» **Work request**:
All lines holding the word "Time" in the listing below need to be copied.

» **Extracted data**:
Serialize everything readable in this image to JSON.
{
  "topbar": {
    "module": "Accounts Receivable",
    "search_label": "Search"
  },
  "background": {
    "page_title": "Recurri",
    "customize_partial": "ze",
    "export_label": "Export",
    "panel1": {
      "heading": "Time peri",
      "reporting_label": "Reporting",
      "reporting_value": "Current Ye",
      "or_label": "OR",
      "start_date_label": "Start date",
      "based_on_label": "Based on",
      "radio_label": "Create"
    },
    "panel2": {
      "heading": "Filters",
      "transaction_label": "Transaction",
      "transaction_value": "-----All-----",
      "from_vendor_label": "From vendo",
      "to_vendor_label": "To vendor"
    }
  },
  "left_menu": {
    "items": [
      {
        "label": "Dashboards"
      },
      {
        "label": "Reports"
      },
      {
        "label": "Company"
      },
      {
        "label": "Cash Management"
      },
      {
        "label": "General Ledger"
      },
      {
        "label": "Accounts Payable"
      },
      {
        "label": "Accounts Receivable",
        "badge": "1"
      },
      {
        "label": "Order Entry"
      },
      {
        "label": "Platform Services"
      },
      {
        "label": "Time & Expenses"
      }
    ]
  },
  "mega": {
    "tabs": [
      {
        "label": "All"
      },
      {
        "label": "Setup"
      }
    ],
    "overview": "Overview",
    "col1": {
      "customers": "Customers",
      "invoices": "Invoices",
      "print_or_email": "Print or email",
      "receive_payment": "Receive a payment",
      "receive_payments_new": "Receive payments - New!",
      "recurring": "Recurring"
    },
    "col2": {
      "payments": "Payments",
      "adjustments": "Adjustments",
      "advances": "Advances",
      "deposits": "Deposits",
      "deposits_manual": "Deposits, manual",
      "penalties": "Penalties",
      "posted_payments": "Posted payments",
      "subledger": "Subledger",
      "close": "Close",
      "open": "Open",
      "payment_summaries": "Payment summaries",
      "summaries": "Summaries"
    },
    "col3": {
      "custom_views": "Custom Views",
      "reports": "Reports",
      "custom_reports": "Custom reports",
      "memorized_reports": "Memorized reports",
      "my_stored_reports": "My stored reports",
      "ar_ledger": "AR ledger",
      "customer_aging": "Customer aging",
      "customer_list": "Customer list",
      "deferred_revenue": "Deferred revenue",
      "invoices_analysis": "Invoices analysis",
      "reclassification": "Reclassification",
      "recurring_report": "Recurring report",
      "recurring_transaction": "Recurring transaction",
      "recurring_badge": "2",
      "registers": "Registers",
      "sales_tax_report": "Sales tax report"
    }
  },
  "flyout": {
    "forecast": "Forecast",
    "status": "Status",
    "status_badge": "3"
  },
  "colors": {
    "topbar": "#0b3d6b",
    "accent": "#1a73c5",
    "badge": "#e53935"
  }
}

» **Response to this exercise**:
      "heading": "Time peri",
        "label": "Time & Expenses"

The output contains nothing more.